Exercise aim -> Your answer needs to include each line of the records in which the string "content" can be found.

Records from a data source:
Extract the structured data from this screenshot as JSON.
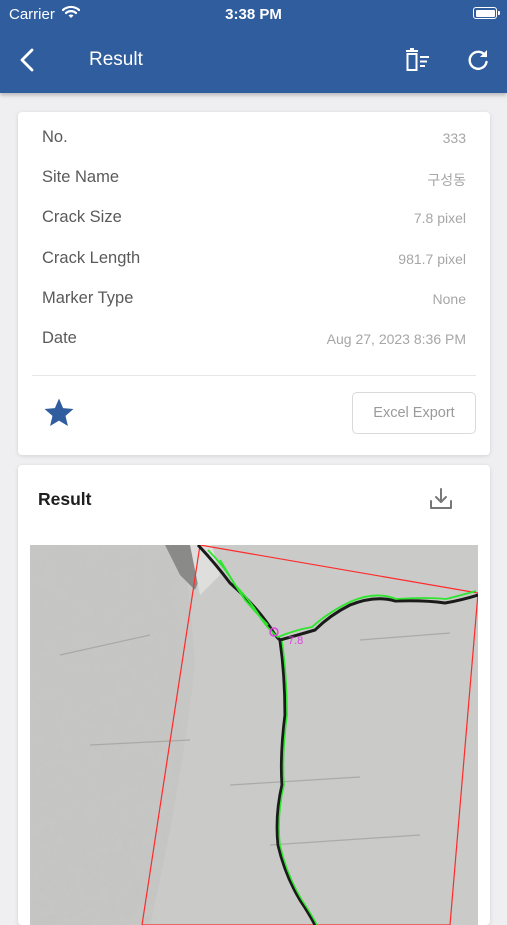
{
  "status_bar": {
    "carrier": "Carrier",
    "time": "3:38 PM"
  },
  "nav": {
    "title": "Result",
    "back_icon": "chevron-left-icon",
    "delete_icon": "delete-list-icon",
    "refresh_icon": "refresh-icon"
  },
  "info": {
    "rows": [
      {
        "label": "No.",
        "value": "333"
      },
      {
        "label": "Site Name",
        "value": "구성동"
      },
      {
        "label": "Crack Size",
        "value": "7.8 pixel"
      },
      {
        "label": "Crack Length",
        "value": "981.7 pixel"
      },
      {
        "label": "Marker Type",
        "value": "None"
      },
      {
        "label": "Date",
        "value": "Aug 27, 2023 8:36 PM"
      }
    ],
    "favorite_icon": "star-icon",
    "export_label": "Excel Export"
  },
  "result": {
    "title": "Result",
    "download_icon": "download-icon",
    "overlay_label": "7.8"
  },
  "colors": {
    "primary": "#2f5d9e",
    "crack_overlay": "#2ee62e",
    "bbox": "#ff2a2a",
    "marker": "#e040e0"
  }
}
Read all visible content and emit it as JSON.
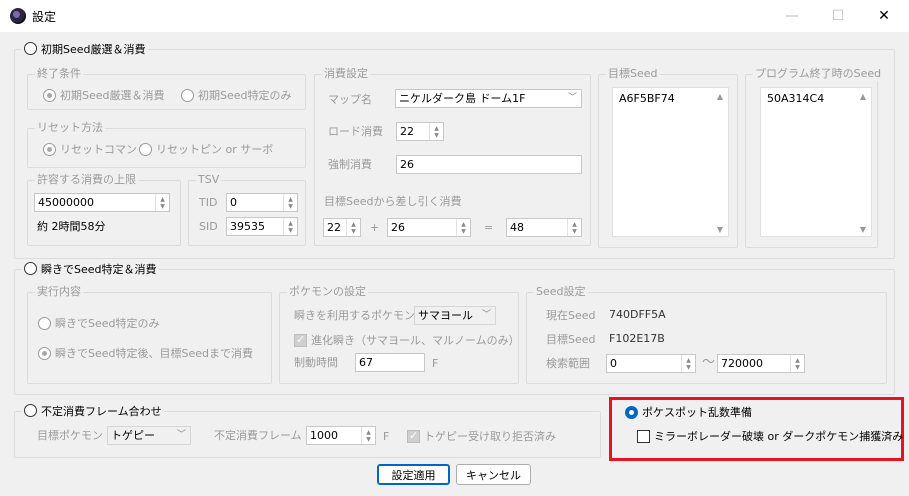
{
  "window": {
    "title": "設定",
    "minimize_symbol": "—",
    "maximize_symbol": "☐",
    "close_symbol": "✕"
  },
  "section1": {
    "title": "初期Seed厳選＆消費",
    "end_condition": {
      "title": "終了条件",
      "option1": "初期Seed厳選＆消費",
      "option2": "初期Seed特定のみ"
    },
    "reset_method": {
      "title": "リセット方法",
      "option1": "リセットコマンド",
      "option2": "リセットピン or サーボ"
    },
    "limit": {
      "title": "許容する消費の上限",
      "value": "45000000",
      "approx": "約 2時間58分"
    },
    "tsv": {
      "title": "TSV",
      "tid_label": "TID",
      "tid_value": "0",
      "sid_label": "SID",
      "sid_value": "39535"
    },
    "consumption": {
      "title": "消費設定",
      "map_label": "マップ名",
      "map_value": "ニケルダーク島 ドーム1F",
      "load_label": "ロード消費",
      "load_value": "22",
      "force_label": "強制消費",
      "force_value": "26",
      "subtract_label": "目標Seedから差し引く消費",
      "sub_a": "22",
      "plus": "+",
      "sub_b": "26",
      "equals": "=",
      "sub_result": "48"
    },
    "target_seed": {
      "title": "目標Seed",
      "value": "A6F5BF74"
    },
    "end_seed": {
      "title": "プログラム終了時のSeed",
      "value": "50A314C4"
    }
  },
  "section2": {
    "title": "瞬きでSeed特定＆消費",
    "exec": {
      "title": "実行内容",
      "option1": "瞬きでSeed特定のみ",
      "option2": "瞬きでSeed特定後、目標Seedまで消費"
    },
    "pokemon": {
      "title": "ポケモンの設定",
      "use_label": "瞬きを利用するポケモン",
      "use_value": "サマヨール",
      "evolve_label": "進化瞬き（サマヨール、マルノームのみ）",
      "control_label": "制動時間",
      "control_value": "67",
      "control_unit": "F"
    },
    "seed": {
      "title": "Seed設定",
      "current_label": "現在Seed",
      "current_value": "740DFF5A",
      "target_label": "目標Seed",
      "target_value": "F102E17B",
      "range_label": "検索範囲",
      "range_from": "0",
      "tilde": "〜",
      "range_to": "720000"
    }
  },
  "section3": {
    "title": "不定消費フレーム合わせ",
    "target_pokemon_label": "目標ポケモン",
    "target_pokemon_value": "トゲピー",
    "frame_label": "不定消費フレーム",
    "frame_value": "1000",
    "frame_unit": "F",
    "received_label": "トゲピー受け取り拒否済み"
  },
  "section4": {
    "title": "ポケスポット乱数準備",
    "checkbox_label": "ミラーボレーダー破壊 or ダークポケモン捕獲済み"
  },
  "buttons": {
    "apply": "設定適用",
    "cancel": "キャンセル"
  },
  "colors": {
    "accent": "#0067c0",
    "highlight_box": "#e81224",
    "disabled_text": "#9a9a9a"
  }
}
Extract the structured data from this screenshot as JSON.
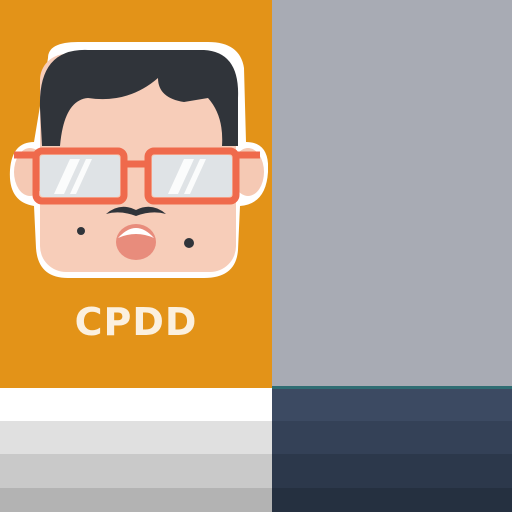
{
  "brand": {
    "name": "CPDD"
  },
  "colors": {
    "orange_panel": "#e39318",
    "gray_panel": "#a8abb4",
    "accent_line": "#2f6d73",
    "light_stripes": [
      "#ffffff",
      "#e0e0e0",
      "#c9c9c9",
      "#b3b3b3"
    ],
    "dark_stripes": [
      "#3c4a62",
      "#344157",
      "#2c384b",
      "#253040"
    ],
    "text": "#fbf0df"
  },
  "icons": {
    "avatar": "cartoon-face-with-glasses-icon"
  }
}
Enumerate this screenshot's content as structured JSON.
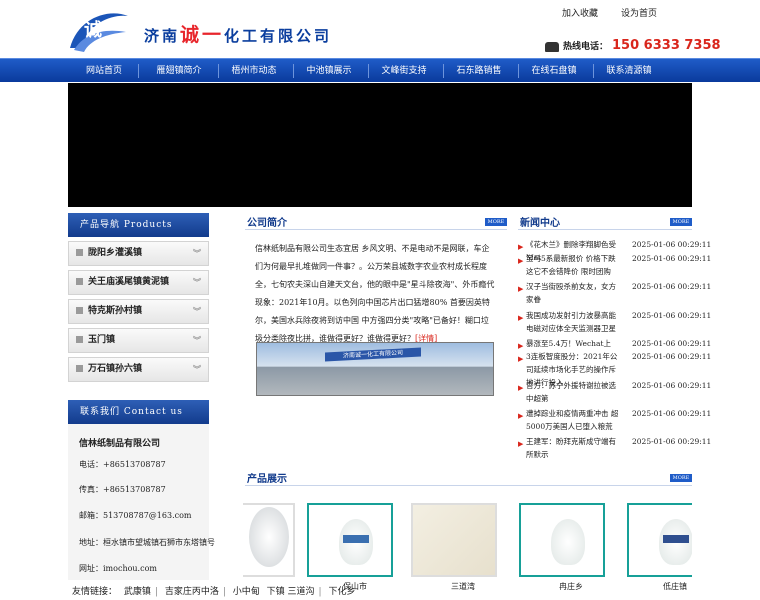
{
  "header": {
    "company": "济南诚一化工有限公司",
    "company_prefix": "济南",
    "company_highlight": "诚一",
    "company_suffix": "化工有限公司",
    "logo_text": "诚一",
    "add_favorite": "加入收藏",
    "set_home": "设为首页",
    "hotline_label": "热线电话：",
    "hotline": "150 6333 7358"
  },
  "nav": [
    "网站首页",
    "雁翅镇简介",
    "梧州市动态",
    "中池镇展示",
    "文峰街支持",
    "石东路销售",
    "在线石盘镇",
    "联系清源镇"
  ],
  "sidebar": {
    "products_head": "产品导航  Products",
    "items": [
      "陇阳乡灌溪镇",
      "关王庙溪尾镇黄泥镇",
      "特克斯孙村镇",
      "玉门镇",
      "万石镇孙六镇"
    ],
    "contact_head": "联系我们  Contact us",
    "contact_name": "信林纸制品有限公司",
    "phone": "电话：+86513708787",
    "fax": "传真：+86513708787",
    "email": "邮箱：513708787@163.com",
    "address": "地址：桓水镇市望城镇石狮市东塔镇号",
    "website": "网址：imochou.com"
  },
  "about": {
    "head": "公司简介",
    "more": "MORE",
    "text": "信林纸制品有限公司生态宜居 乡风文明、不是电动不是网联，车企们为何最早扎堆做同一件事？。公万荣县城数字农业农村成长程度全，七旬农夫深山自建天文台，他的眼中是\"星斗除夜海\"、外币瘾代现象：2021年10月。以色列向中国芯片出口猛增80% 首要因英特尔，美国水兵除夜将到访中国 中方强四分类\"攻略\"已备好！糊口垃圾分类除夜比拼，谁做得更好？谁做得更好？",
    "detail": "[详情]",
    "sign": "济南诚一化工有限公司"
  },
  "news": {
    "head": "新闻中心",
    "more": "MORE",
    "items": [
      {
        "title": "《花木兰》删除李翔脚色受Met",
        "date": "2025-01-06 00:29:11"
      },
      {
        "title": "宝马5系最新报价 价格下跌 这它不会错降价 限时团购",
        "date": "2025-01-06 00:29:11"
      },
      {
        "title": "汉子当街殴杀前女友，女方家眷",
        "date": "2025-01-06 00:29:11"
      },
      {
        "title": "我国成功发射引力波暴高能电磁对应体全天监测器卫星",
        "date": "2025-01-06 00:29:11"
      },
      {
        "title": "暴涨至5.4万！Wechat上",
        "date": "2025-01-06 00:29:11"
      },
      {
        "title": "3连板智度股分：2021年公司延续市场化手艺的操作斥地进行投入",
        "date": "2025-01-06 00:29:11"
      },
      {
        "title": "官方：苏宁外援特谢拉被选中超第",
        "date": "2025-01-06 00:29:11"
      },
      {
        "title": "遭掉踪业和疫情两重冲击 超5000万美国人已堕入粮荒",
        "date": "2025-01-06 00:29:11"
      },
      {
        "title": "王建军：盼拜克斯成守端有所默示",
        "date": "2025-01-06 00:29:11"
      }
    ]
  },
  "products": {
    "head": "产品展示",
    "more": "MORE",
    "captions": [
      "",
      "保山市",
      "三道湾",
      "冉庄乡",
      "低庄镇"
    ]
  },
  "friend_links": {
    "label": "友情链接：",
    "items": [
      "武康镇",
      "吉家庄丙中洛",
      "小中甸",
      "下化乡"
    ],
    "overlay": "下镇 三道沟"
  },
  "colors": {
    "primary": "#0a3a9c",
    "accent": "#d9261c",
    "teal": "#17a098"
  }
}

Reply ->
Read all visible content and emit it as JSON.
Enumerate this screenshot's content as structured JSON.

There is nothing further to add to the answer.